Darren Gilshenan plays Kelly who’s presented as putting on a one-man show of sorts, rowing a rowboat in the afterlife. Since Kelly isn’t actually shown in photos or footage until the final reels, Gilshenan becomes synonomous with the role, making Kelly his own. And he’s certainly cheeky playing Kelly. However, the technique becomes a crutch during the first few scenes as it establishes itself. Moments are acted out rather pointedly, like Kelly getting into a fracas with police leaving him rowing in circles, both literally and metaphorically. When the actors are just off-screen voices reading it’s unobtrusive, and Armstrong seems to realize this as the theatrical moments are reserved for the first half of the film. It’s a shaky start leading to a more confident tone once Kelly is established in Hollywood. Suffice it to say this works better when it’s a straightforward documentary.
Outside of Kelly as designer the film examines Kelly’s personal life as a homosexual in the studio era. Several famous cases of openly gay actors are mentioned, particularly silent star William Haines who, when talkies took over, was forced out of Hollywood for refusing to date women. Other costume designers, like the famous Adrian, married women and lived false lives of domesticity. Kelly refused to date, and because he was so beloved the studios allowed him to be who he was, so long as he didn’t flaunt it. (Similar lifestyles were enacted by other stars and directors like Charles Walters, director of Summer Stock.)

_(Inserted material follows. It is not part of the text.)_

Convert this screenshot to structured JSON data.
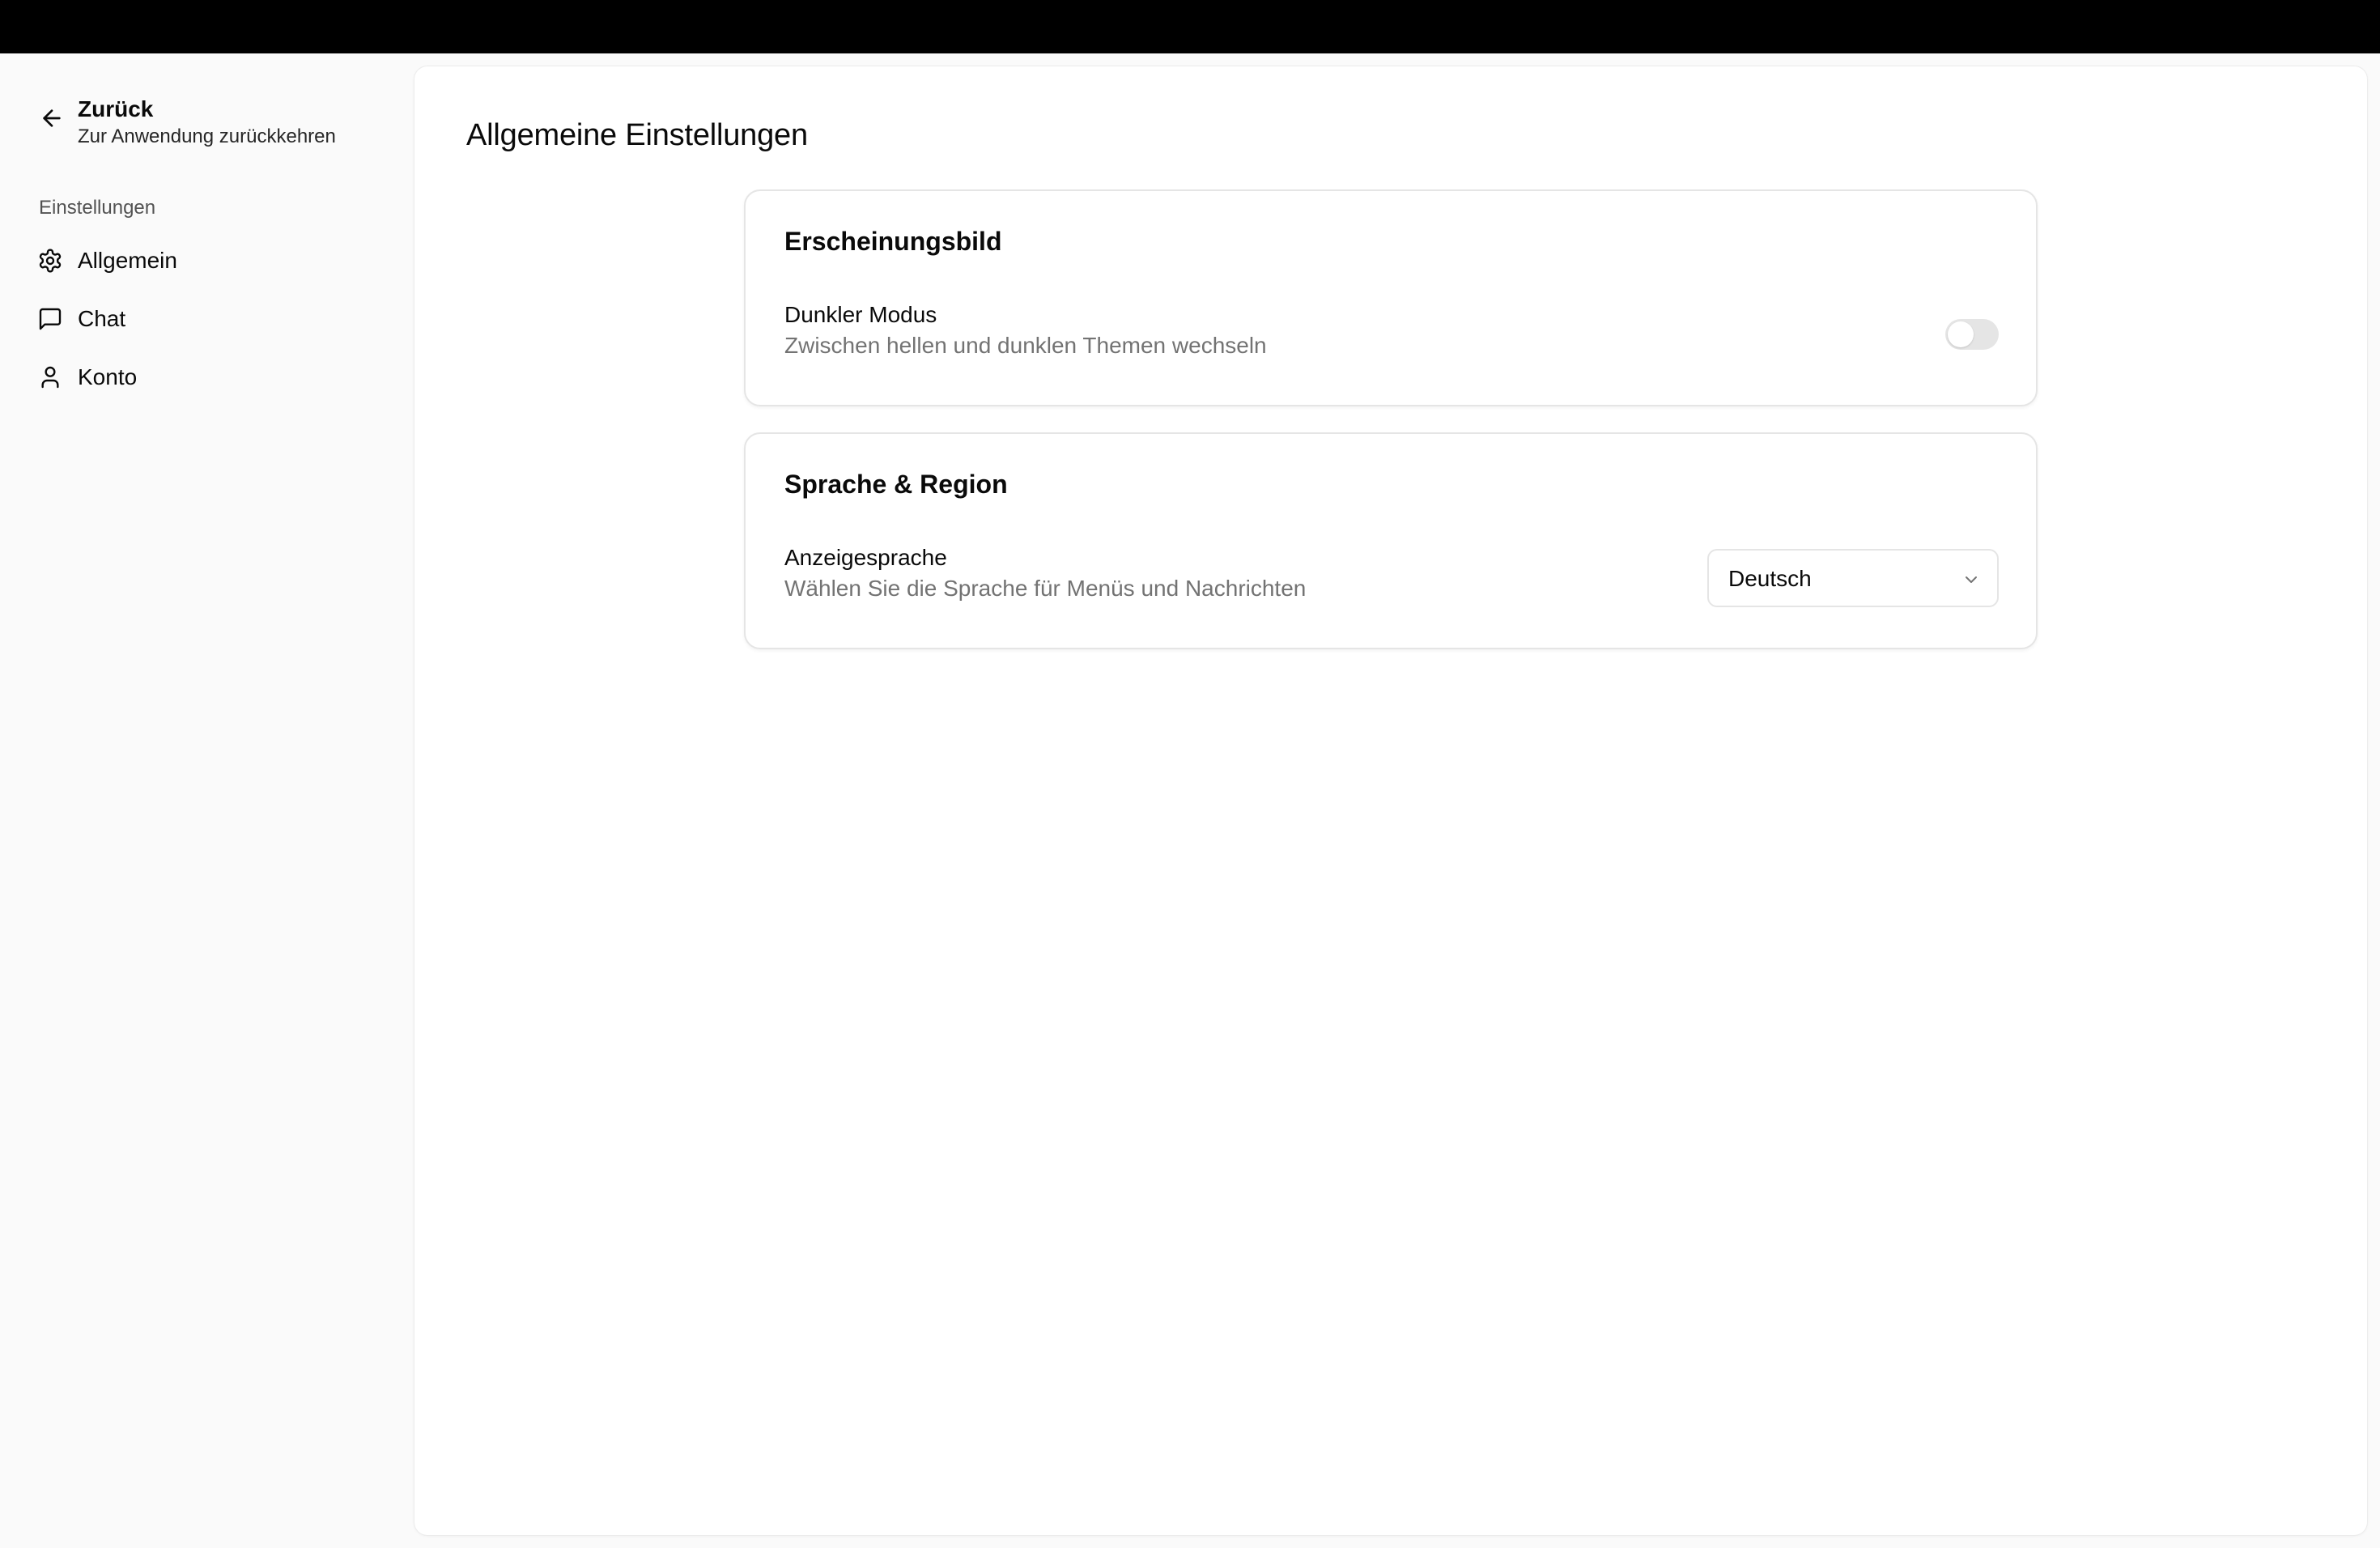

Kelly’s personal life is where the film gets interesting, if lacking the revelations for deep-seated classic film fanatics. The film opens mentioning of Kelly’s “secret,” and the man he refused to talk about. I assumed this would be a revelation no one had ever heard before, instead most classic film fans will immediately realize the man from the minute he’s mentioned by name, his original name that is – Archie Leach. Yes, much of Kelly’s presumed hang-ups stemmed from his failed relationship with actor Cary Grant, and the divergent paths they took upon entering Hollywood.
The revelation won’t surprise classic film aficionados. Grant’s sexuality has been well discussed and apparently was an open secret. Much of the film concerns itself with Grant’s multiple marriages and relationship with Randolph Scott, as well as his rejection of Kelly. The two didn’t speak for decades, and many Hollywood heavyweights who were gay, specifically director George Cukor, refused to invite Grant out because of his perceived phoniness. Grant doesn’t come out positively, but it’s an unspoken assumption that his career would have ended in its tracks had he come out. Kelly and Grant’s story, by far the deepest element of the documentary, is bittersweet and comes to a rather poignant end. In fact, this just proves that my idea of a Grant/Scott biopic isn’t that crazy!
Women He’s Undressed doesn’t always succeed, especially when it utilizes the burdensome technique of character reenactments, but when it settles into telling us about the man, especially through those who knew him, it’s a melancholy character study. The fashions are exquisite and immortal for a reason, and we wouldn’t have them without Kelly. Kelly himself is laid bare for us, but for as personal as it gets, it’s always in fashion!
A freelance film critic whose work fuels the Rotten Tomatoes meter. I've been published on The Hollywood Reporter, Remezcla, and The Daily Beast. I've been featured in the L.A. Times. I currently run two podcasts, Citizen Dame and Ticklish Business.